The two camps are divided between Europe and America on the one side and Asia on the other. But so far there has been no shouting, no bluster and no shooting. Nor have there been any threats, demands or accusations. On the contrary, there is an atmosphere of complete amiability wherever our politicians and business executives might travel in Asia. At airports in Beijing, Jakarta, Singapore and New Delhi red carpets lie ready, Western national anthems can be played flawlessly on cue -- and they even parry Western complaints about intellectual property theft, environmental damage and human rights abuses with a polite patience that can only be admired. The Asians are the friendliest conquerors the world has ever seen.
Their secret is stoic perseverance, the weapon they use to pursue their own interests while at the same time disregarding ours.

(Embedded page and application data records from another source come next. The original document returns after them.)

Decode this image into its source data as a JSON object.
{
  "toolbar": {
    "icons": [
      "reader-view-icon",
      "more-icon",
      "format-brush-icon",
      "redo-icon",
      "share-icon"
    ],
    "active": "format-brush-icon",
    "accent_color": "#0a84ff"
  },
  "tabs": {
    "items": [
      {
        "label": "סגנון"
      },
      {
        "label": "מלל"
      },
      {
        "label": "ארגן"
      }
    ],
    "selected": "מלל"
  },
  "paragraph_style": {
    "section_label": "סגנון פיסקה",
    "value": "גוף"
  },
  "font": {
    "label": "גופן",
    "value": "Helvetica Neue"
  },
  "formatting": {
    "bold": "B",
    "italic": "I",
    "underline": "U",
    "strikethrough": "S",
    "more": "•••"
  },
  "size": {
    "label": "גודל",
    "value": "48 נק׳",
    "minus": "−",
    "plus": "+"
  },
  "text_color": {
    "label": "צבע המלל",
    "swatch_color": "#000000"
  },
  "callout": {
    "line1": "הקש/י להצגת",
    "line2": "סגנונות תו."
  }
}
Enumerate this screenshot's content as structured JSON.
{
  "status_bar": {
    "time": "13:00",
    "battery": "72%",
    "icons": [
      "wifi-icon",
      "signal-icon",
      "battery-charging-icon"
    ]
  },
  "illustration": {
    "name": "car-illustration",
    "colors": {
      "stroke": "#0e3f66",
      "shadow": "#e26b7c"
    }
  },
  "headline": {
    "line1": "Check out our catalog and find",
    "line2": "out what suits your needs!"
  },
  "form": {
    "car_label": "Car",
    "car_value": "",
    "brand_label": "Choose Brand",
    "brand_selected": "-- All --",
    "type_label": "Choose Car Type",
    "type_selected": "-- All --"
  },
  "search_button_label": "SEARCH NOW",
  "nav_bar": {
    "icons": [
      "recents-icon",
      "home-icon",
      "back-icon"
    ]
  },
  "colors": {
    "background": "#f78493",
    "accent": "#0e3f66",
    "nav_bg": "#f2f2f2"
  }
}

What looks like a market economy in Asia, actually follows the rules of a type of society which former German chancellor Ludwig Erhard liked to call a "termite state." In a termite state, it is the collective rather than the individual which sets the agenda. Tasks that serve the aims of society's leaders are assigned to the individual in a clandestine manner that is barely perceptible to outsiders. It is a state that encourages as much collective behavior as possible but only as much freedom as necessary. We don't know what they feel, we don't know what they think and we have no way of guessing what they are planning. Indeed, this is what makes China a dark superpower.